> Problem to solve
Scan the listing below for the word "Cancel" and copy every line that has it.

━━ Raw data

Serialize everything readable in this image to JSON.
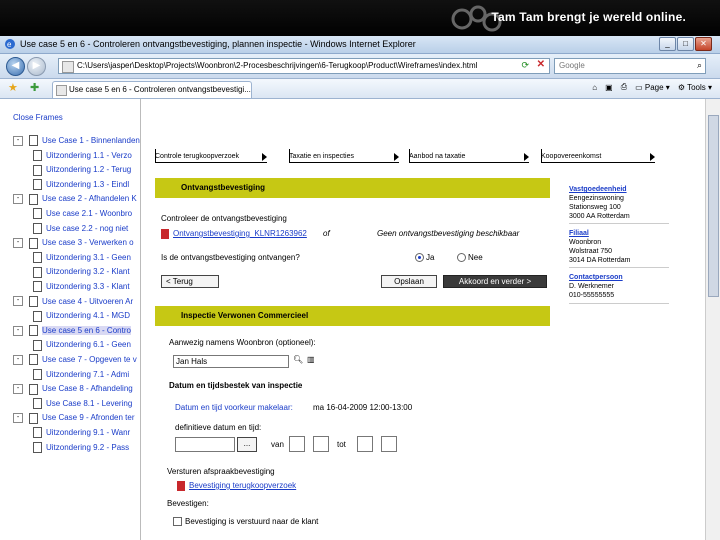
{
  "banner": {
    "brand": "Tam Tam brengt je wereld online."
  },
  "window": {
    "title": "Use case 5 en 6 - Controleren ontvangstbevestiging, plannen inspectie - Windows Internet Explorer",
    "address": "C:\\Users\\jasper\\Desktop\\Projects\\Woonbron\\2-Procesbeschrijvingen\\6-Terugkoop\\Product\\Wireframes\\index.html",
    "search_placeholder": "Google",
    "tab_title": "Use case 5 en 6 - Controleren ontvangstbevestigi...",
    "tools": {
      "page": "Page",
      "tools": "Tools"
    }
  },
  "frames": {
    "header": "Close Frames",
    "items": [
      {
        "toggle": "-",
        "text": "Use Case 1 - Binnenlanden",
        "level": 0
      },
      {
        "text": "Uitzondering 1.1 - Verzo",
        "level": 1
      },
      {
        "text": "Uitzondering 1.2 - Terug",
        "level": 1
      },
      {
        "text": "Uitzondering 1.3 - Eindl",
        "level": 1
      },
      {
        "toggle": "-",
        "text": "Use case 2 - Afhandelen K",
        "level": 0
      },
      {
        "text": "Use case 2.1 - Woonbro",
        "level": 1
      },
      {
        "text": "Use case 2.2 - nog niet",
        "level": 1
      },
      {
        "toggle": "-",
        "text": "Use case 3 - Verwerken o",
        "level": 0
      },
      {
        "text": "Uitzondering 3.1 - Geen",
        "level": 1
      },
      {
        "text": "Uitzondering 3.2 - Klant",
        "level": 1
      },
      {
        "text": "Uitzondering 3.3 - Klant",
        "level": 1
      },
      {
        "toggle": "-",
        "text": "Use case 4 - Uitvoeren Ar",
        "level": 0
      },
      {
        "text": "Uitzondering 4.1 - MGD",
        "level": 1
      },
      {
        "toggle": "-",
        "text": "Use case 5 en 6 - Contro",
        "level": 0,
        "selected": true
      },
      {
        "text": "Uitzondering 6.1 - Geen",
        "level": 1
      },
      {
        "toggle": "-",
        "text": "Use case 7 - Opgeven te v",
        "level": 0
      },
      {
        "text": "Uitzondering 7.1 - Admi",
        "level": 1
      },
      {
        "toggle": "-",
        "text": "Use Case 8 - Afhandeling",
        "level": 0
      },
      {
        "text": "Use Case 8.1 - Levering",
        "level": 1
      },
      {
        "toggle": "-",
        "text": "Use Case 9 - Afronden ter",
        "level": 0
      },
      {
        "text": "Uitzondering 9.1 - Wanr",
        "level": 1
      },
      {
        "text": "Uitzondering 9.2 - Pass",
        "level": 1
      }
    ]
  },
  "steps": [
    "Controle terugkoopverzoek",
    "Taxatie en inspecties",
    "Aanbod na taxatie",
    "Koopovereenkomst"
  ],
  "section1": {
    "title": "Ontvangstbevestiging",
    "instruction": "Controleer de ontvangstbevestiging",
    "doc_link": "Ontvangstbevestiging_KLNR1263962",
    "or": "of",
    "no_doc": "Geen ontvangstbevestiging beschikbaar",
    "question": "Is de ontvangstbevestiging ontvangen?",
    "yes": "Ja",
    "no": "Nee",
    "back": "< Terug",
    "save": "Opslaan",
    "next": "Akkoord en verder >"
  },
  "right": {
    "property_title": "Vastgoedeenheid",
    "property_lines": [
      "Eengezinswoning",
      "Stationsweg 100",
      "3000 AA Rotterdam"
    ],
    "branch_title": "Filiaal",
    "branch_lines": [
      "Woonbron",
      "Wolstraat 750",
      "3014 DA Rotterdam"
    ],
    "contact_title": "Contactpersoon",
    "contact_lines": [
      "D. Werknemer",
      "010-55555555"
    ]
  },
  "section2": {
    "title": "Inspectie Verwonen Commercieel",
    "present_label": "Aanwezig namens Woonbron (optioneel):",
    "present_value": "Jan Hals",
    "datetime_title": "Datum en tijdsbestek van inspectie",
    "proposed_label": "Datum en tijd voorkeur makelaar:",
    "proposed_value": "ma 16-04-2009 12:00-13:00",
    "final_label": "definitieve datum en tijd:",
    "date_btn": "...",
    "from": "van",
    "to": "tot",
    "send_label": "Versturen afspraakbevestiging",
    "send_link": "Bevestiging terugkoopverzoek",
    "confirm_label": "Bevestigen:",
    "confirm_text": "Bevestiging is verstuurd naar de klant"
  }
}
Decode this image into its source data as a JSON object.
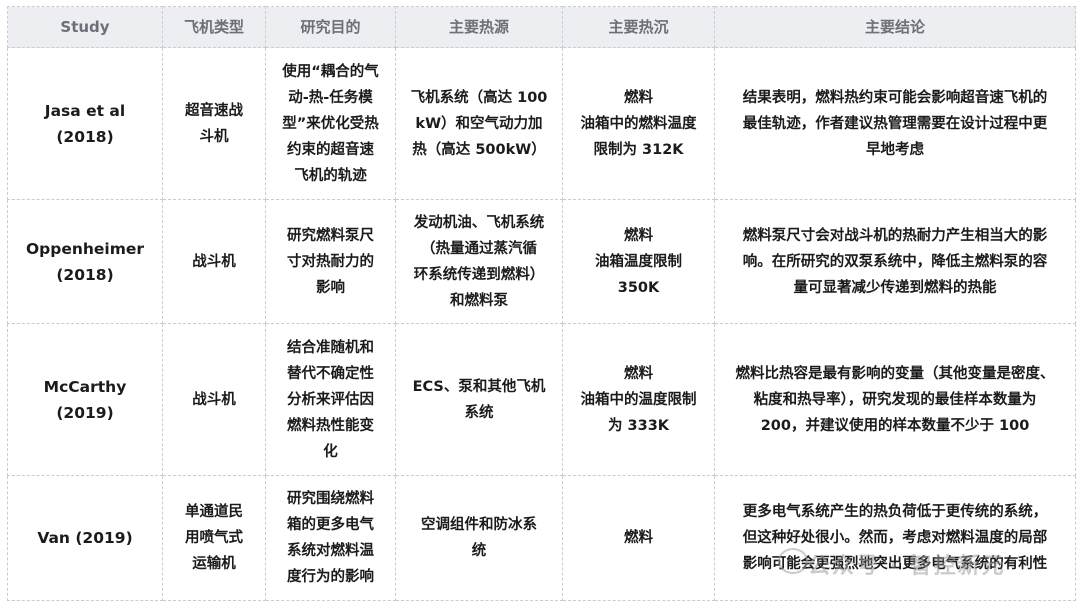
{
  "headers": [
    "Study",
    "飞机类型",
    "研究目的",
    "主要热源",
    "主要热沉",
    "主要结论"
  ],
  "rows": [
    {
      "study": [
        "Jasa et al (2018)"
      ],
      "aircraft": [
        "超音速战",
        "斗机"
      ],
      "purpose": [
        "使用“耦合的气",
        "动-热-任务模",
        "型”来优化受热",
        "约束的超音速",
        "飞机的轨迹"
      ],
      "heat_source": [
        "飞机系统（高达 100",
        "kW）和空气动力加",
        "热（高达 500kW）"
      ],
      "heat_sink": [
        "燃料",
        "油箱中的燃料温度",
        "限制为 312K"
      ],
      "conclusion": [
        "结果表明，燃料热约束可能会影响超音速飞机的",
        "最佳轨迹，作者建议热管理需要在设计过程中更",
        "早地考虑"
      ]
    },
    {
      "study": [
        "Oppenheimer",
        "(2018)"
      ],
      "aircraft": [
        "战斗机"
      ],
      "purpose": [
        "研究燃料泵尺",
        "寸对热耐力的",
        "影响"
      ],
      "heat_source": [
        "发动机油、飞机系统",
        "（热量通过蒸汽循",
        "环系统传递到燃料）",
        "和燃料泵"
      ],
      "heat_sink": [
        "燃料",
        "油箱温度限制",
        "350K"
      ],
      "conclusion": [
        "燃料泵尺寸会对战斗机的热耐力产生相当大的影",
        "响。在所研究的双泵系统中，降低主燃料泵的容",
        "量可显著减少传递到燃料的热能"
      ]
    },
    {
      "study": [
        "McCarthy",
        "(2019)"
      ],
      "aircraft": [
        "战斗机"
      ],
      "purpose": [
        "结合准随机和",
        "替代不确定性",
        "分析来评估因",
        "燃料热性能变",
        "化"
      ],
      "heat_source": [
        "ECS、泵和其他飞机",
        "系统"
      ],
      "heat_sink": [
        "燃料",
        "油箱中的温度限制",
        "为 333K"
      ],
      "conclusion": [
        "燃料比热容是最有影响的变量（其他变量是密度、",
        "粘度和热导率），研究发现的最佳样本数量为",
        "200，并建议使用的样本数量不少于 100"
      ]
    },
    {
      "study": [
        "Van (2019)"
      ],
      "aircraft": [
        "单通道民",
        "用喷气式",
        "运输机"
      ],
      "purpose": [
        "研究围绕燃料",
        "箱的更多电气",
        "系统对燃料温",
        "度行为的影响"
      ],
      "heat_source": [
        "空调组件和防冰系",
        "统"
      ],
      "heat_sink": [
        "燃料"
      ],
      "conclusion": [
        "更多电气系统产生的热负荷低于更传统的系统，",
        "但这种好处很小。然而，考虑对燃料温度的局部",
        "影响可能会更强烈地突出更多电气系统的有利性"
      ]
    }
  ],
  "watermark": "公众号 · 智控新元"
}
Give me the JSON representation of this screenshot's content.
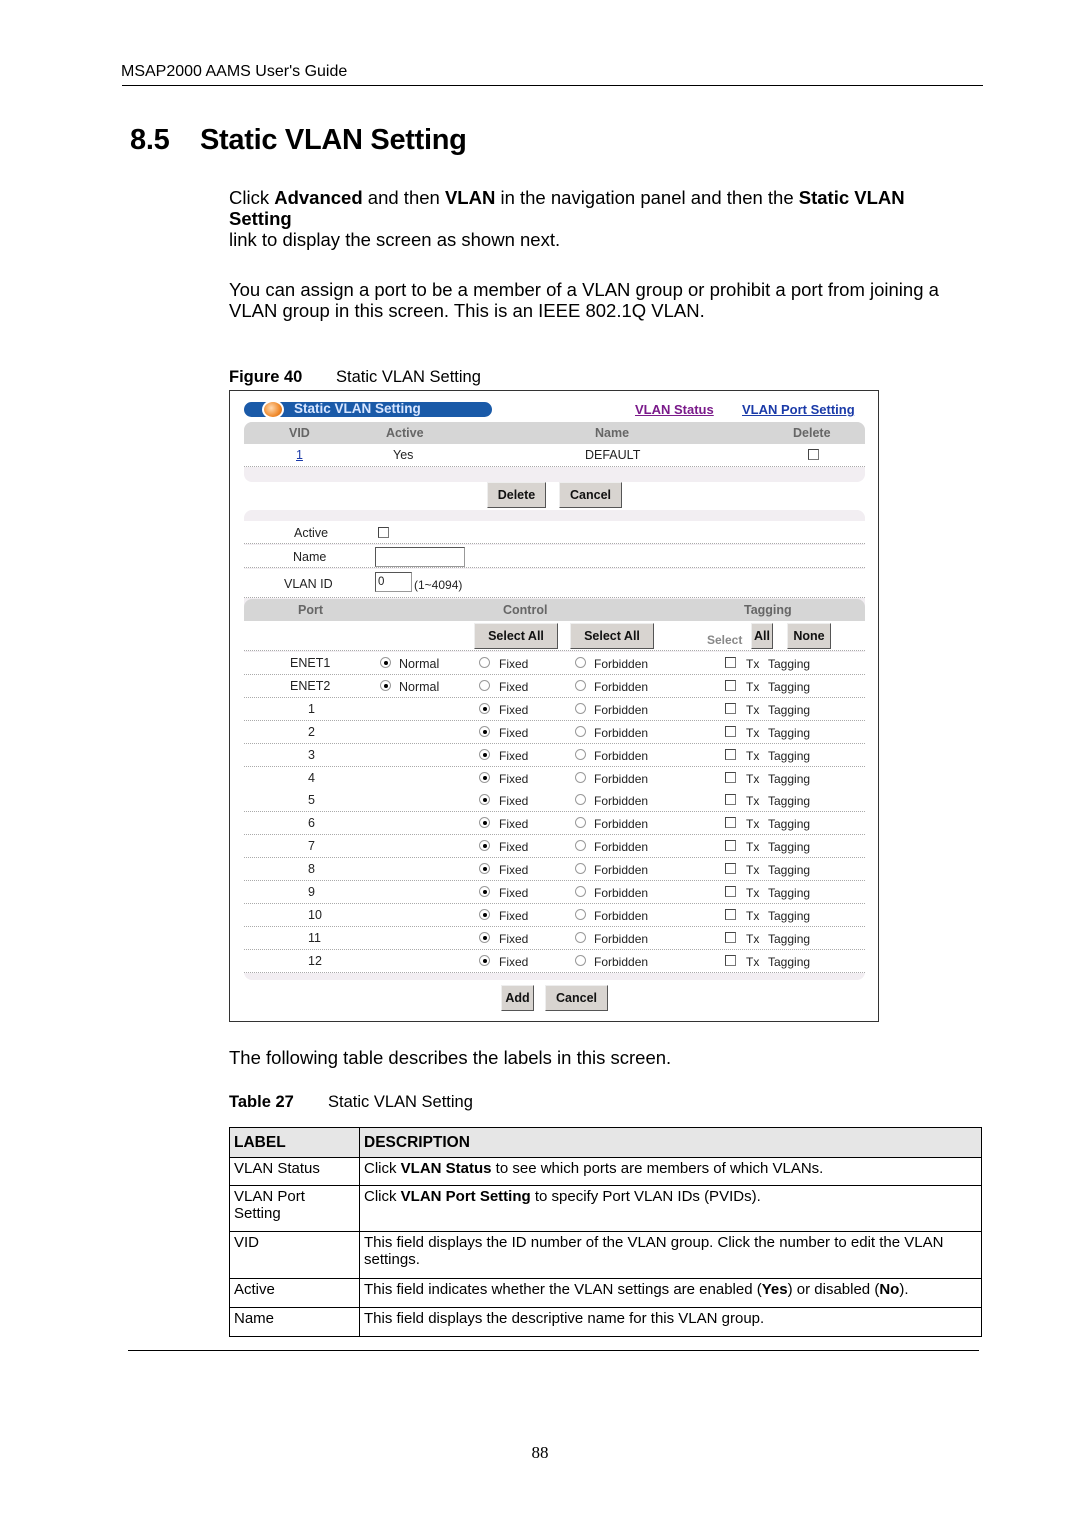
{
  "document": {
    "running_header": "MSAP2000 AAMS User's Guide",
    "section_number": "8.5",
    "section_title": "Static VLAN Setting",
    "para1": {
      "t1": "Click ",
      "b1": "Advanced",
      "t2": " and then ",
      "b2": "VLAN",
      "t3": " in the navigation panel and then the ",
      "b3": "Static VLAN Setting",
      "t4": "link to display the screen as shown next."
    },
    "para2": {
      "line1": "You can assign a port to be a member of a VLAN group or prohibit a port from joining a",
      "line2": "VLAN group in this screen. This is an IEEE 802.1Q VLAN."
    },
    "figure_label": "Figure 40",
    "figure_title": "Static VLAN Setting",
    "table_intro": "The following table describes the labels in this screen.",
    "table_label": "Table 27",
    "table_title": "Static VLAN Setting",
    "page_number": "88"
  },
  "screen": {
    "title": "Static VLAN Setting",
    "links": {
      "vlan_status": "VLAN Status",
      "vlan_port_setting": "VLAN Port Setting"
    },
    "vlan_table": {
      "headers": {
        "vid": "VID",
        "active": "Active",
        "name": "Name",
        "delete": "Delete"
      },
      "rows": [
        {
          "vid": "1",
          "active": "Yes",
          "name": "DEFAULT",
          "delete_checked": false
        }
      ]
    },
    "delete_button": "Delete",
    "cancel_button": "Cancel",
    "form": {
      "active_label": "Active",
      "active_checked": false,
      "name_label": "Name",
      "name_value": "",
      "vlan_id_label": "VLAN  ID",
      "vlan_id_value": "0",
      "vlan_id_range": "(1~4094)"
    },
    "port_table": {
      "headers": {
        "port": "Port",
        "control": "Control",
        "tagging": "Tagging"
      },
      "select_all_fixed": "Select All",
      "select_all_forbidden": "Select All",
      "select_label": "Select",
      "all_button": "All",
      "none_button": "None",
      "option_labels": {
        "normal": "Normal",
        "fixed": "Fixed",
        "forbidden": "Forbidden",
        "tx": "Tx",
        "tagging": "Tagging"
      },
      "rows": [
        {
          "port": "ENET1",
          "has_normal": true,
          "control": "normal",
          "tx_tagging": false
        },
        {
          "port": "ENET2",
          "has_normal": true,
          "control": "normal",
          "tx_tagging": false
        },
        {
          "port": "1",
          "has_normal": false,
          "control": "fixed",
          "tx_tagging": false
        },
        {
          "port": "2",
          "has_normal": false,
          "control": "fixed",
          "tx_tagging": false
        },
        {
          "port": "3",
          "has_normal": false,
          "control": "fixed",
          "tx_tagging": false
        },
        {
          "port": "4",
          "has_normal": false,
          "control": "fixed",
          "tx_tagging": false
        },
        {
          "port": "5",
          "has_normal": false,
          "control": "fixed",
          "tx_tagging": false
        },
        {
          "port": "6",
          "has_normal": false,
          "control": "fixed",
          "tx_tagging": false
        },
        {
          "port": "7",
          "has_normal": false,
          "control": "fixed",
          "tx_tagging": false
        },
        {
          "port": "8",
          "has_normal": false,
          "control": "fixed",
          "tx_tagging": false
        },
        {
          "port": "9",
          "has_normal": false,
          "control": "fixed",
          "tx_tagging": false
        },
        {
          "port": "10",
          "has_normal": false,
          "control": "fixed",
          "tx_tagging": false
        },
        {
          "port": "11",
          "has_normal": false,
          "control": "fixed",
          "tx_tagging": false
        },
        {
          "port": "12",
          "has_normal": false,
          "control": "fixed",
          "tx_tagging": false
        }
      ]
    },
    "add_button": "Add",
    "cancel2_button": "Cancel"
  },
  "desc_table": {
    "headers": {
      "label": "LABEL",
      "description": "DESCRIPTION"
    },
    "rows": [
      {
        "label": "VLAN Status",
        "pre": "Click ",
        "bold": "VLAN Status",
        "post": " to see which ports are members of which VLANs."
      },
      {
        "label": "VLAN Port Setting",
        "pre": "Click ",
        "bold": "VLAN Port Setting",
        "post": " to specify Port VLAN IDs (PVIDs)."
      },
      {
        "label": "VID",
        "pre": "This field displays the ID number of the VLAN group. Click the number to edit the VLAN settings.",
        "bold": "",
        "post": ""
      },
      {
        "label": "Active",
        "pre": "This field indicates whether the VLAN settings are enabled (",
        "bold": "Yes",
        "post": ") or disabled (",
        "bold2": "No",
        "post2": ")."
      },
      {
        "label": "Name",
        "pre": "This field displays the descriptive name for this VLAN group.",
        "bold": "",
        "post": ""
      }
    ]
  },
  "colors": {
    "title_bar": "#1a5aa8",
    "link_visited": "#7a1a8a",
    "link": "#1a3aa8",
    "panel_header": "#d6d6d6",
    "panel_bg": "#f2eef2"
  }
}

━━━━

> Your response
    "cancel_button": "Cancel",
    "cancel2_button": "Cancel"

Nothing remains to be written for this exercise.